- Hide menu

Ridin’ a Killer Elephant ~ Thailand

A mahout riding an elephant in the river and spraying the tourists with water in Thailand.

~~oOo~~

No I’m just kidding, it’s not really a Killer Elephant..

This mahout was riding the pachyderm in a river in Mae Tang and ordering it to splash the happy tourists tightly gathered on the bank.

Needless to say, the cool spray of water was followed by people hysterically running around shrieking like teenagers in a bad horror movie as if the elephant just spit some corrosive acid on them.

It was hilarious to watch.

~~oOo~~

Quick Tips:

When shooting handheld (no tripod), do not go over 1/30s in shutter speed. It is considered the limit to get a sharp image. Slower than that, the image would have a little blur due to hand shake. Of course you can go slightly slower if you lens has an optical stabilization.

~~oOo~~

3 Things I love:

Chilling in a hammock with a cool breeze

Old music boxes

A hot chocolate on a cold night

~~oOo~~

Are you interested in improving your photography? Would you like to have an honest opinion about your work? I have launched a new feature on Canvas of Light: FREE PHOTO CRITIQUES! Just go to this Photo Critique Page, follow the procedure and I’ll gladly share my knowledge with you and help you improve as much as I can. Enjoy!

~~oOo~~

If you enjoyed this post, please consider following me on Facebook, Twitter or Google+. You can also subscribe to the RSS feed to have future articles delivered to your feed reader. Thank you
  • Pingback: Tweets that mention Ridin' a Killer Elephant ~ Thailand | Canvas of Light ~ Photography -- Topsy.com

  • Brady

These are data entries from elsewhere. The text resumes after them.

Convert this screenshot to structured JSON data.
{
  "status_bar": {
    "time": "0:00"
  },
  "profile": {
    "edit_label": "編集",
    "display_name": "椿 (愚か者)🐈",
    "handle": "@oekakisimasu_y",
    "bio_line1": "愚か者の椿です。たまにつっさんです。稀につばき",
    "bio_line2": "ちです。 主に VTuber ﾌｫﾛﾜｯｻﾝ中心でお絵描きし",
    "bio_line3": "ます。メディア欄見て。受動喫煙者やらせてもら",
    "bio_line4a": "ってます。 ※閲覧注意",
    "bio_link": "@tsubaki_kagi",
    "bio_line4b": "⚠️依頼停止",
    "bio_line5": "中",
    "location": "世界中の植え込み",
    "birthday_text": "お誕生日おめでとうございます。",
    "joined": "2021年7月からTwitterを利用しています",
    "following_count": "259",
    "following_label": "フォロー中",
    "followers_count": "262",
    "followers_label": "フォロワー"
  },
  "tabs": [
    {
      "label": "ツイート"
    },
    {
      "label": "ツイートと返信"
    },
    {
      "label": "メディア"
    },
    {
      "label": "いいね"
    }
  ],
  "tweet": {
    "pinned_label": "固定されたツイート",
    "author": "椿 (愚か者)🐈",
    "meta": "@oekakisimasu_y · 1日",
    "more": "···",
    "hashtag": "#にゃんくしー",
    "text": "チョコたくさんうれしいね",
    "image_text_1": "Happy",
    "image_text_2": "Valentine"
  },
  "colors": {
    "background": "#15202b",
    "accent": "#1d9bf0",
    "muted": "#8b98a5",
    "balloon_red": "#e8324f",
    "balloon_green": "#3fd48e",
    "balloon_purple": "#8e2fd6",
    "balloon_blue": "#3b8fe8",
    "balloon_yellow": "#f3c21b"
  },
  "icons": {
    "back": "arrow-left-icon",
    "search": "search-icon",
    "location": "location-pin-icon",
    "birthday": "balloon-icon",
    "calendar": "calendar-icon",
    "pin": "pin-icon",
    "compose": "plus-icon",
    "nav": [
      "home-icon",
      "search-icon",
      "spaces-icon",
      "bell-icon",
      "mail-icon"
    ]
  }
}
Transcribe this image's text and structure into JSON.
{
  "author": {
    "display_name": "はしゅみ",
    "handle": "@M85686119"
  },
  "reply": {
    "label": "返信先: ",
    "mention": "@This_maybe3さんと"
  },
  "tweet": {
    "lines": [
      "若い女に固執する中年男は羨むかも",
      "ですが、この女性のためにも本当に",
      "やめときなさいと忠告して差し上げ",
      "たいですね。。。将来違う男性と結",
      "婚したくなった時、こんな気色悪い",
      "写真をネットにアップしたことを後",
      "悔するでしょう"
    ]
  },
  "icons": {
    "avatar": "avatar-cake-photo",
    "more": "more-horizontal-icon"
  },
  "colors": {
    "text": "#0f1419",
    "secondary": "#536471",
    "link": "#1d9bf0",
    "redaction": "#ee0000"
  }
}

    1/30 of a second? It depends on the lens. The general rule of thumb is 1/focal length. So if you’re shooting with a 200mm lens your shutter speed would be around 1/200 sec to avoid blur due to shake.

    • http://www.canvas-of-light.com Daniel Nahabedian

      Yes you are absolutely right. The correct tip is actually: Never shoot slower than 1/focal length (if shooting 30mm it’s 1/30s, if shooting 100mm it’s 1/100s). Thanks!

  Subscribe To My Newsletter
SUBSCRIBE TO NEWSLETTER

Dear visitor,

If you like what you see, please feel free to subscribe to my newsletter and get tutorials, videos, new information about workshops and free goodies directly to your email. Thanks!

* I hate spam as much as you do and will never share or sell your details.
×